Mary’s experience says something which I think is crucial in terms of the events shaping our world today, and also for our own lives, especially when we can all too easily feel overwhelmed by despair, sorrow and the negativity of countless crucifying scenarios. Most of the Gospel accounts of Jesus’ appearances after his death make it very clear that his wounds are still visible. He actually shows his followers his hands and his side. Resurrection is not a conjuring trick which miraculously takes way life’s pain or its scars, be they physical, psychological, emotional or spiritual. They remain our reality. I’ve often thought that the sheer horror of Good Friday throws a lifeline to those people whose world has fallen apart, whose lives are shattered by the coldness and despair they meet in life’s hardest places.
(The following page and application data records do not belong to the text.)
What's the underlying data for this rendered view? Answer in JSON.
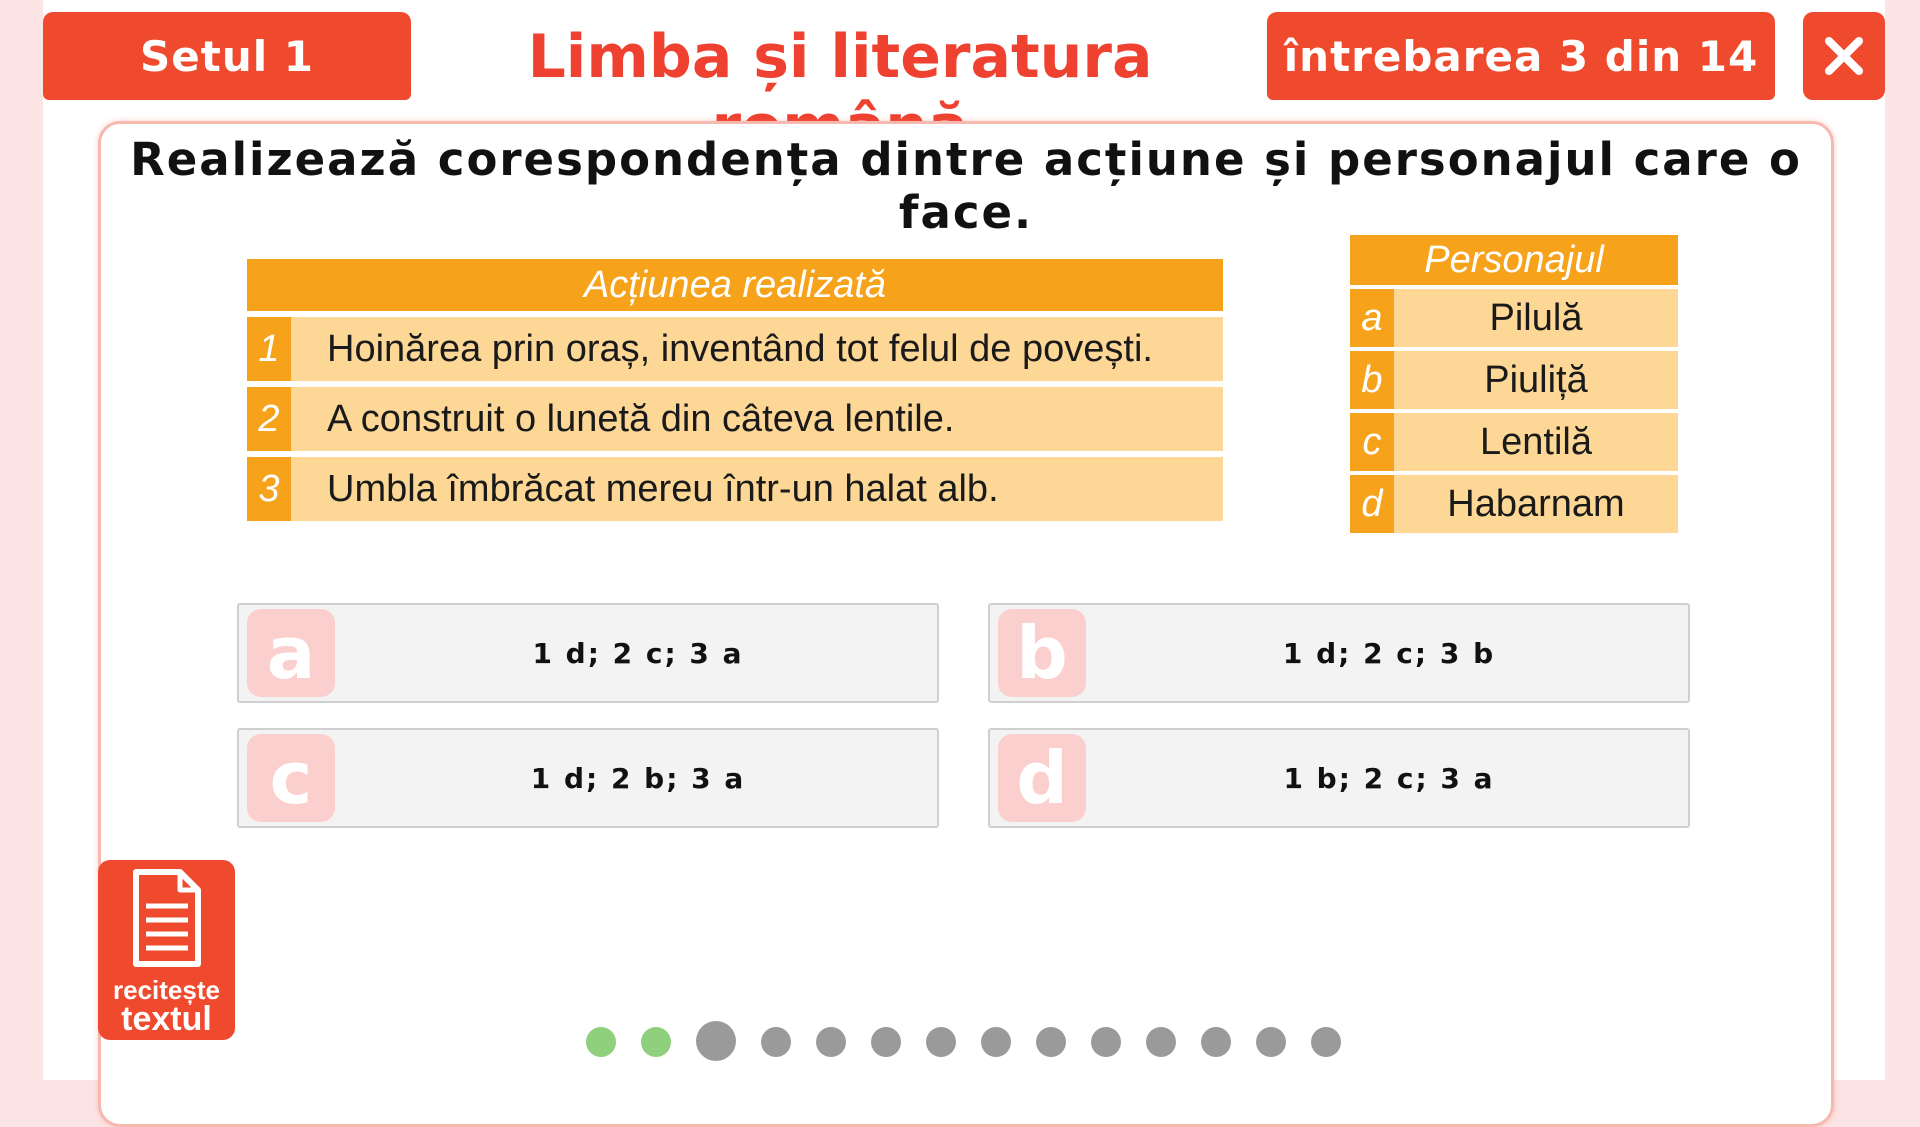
{
  "header": {
    "set_label": "Setul 1",
    "subject_title": "Limba și literatura română",
    "question_counter": "întrebarea 3 din 14",
    "close_icon": "close-icon"
  },
  "question": {
    "text": "Realizează corespondența dintre acțiune și personajul care o face."
  },
  "actions_table": {
    "header": "Acțiunea realizată",
    "rows": [
      {
        "num": "1",
        "text": "Hoinărea prin oraș, inventând tot felul de povești."
      },
      {
        "num": "2",
        "text": "A construit o lunetă din câteva lentile."
      },
      {
        "num": "3",
        "text": "Umbla îmbrăcat mereu într-un halat alb."
      }
    ]
  },
  "characters_table": {
    "header": "Personajul",
    "rows": [
      {
        "letter": "a",
        "name": "Pilulă"
      },
      {
        "letter": "b",
        "name": "Piuliță"
      },
      {
        "letter": "c",
        "name": "Lentilă"
      },
      {
        "letter": "d",
        "name": "Habarnam"
      }
    ]
  },
  "options": [
    {
      "letter": "a",
      "text": "1 d; 2 c; 3 a"
    },
    {
      "letter": "b",
      "text": "1 d; 2 c; 3 b"
    },
    {
      "letter": "c",
      "text": "1 d; 2 b; 3 a"
    },
    {
      "letter": "d",
      "text": "1 b; 2 c; 3 a"
    }
  ],
  "reread": {
    "line1": "recitește",
    "line2": "textul",
    "icon": "document-icon"
  },
  "progress": {
    "total": 14,
    "current": 3,
    "answered": 2
  },
  "colors": {
    "accent": "#f04a2e",
    "table_header": "#f6a21a",
    "table_row": "#fdd795",
    "done_dot": "#8fd07d",
    "pending_dot": "#9a9a9a"
  }
}
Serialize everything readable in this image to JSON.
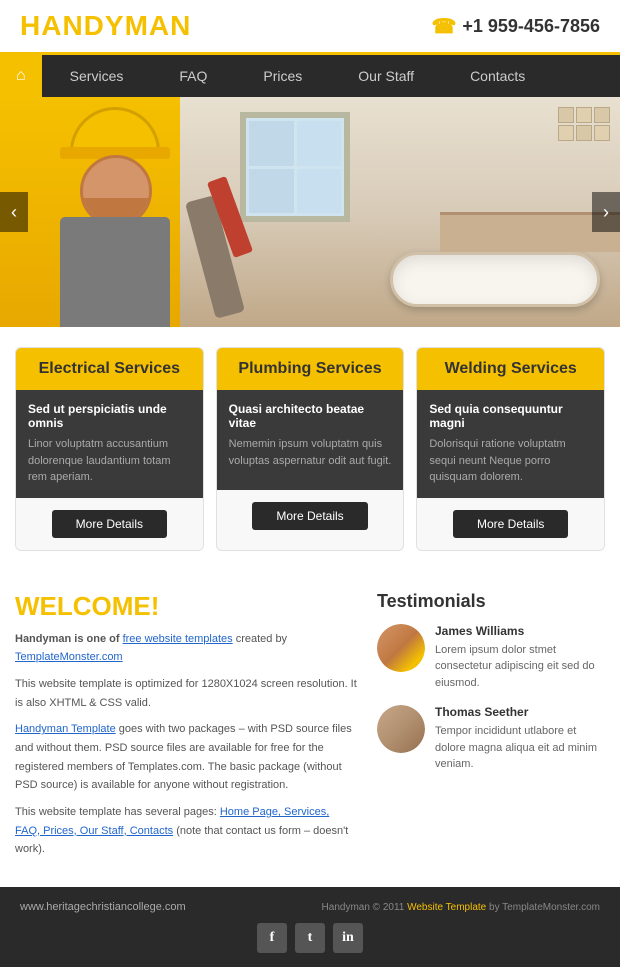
{
  "header": {
    "logo_prefix": "HANDY",
    "logo_suffix": "MAN",
    "phone_icon": "☎",
    "phone_number": "+1 959-456-7856"
  },
  "nav": {
    "home_icon": "⌂",
    "items": [
      {
        "label": "Services",
        "id": "services"
      },
      {
        "label": "FAQ",
        "id": "faq"
      },
      {
        "label": "Prices",
        "id": "prices"
      },
      {
        "label": "Our Staff",
        "id": "ourstaff"
      },
      {
        "label": "Contacts",
        "id": "contacts"
      }
    ]
  },
  "slider": {
    "prev": "‹",
    "next": "›"
  },
  "services": [
    {
      "id": "electrical",
      "title": "Electrical Services",
      "sub_heading": "Sed ut perspiciatis unde omnis",
      "description": "Linor voluptatm accusantium dolorenque laudantium totam rem aperiam.",
      "button_label": "More Details"
    },
    {
      "id": "plumbing",
      "title": "Plumbing Services",
      "sub_heading": "Quasi architecto beatae vitae",
      "description": "Nememin ipsum voluptatm quis voluptas aspernatur odit aut fugit.",
      "button_label": "More Details"
    },
    {
      "id": "welding",
      "title": "Welding Services",
      "sub_heading": "Sed quia consequuntur magni",
      "description": "Dolorisqui ratione voluptatm sequi neunt Neque porro quisquam dolorem.",
      "button_label": "More Details"
    }
  ],
  "welcome": {
    "heading": "WELCOME!",
    "intro_bold": "Handyman is one of",
    "intro_link": "free website templates",
    "intro_link2": "TemplateMonster.com",
    "intro_rest": "created by TemplateMonster.com",
    "para1": "This website template is optimized for 1280X1024 screen resolution. It is also XHTML & CSS valid.",
    "handyman_link": "Handyman Template",
    "para2": "goes with two packages – with PSD source files and without them. PSD source files are available for free for the registered members of Templates.com. The basic package (without PSD source) is available for anyone without registration.",
    "para3_start": "This website template has several pages:",
    "page_links": "Home Page, Services, FAQ, Prices, Our Staff, Contacts",
    "para3_note": "(note that contact us form – doesn't work)."
  },
  "testimonials": {
    "heading": "Testimonials",
    "items": [
      {
        "name": "James Williams",
        "text": "Lorem ipsum dolor stmet consectetur adipiscing eit sed do eiusmod."
      },
      {
        "name": "Thomas Seether",
        "text": "Tempor incididunt utlabore et dolore magna aliqua eit ad minim veniam."
      }
    ]
  },
  "footer": {
    "url": "www.heritagechristiancollege.com",
    "copy": "Handyman © 2011",
    "template_link": "Website Template",
    "copy_rest": "by TemplateMonster.com",
    "social": [
      {
        "label": "f",
        "id": "facebook"
      },
      {
        "label": "t",
        "id": "twitter"
      },
      {
        "label": "in",
        "id": "linkedin"
      }
    ]
  }
}
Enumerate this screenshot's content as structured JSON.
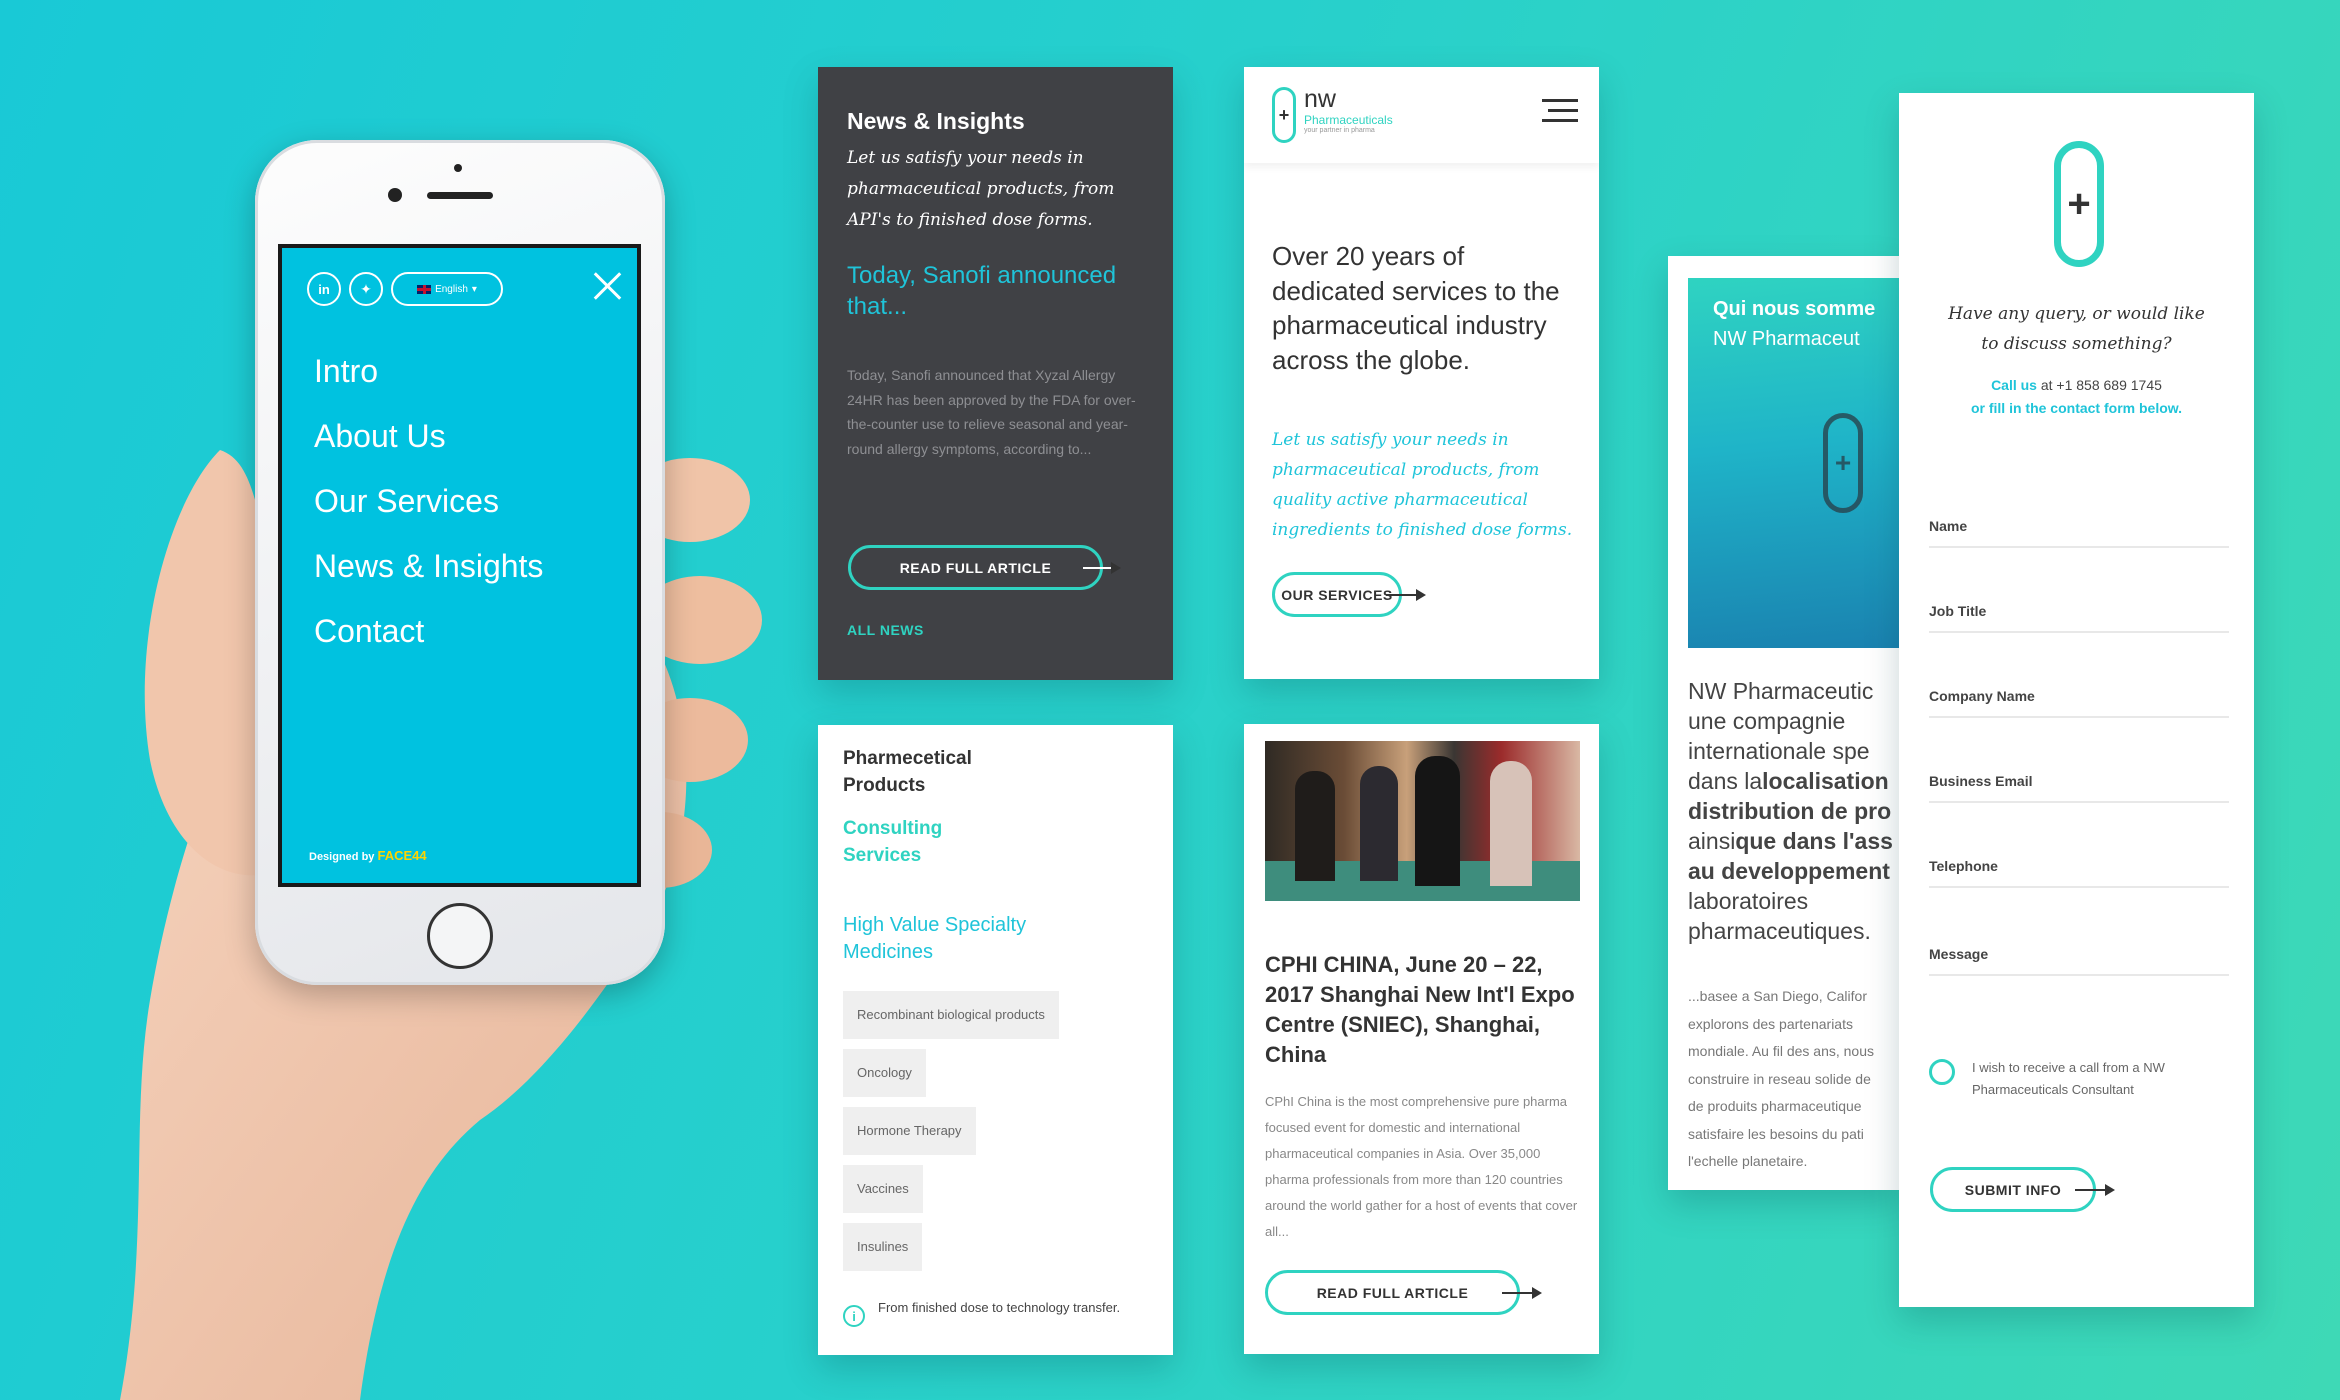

It relates to those who know what it is to feel utterly God-forsaken, who know how dark it can get in the middle of the day. People who go through their own hour of emptiness and anguish need us to acknowledge the God of Good Friday before they can ever begin to experience Easter. For them, perhaps sometimes for us, it may be some time yet before the earth shakes, the rocks split open, and the tomb really is shown to be empty. But what Easter does say to all of us is that, even though we may have thought the opposite was the case, darkness, suffering, pain and death do not have the final word. I may not always be able to find the words to explain what resurrection means, but I still think it is potentially as authentic a part of our lives as the cross. And it is much more than a one-day wonder, which is why the church calendar gives us not just one day, but an entire season, to discover what this amazing, transforming event might mean. I must admit, even three weeks after Easter Sunday, my heart still skips a beat when I hear the ancient Easter proclamation – not merely as a religious formula, but as a living reality – ‘The Lord is risen: he is risen indeed. Alleluia!’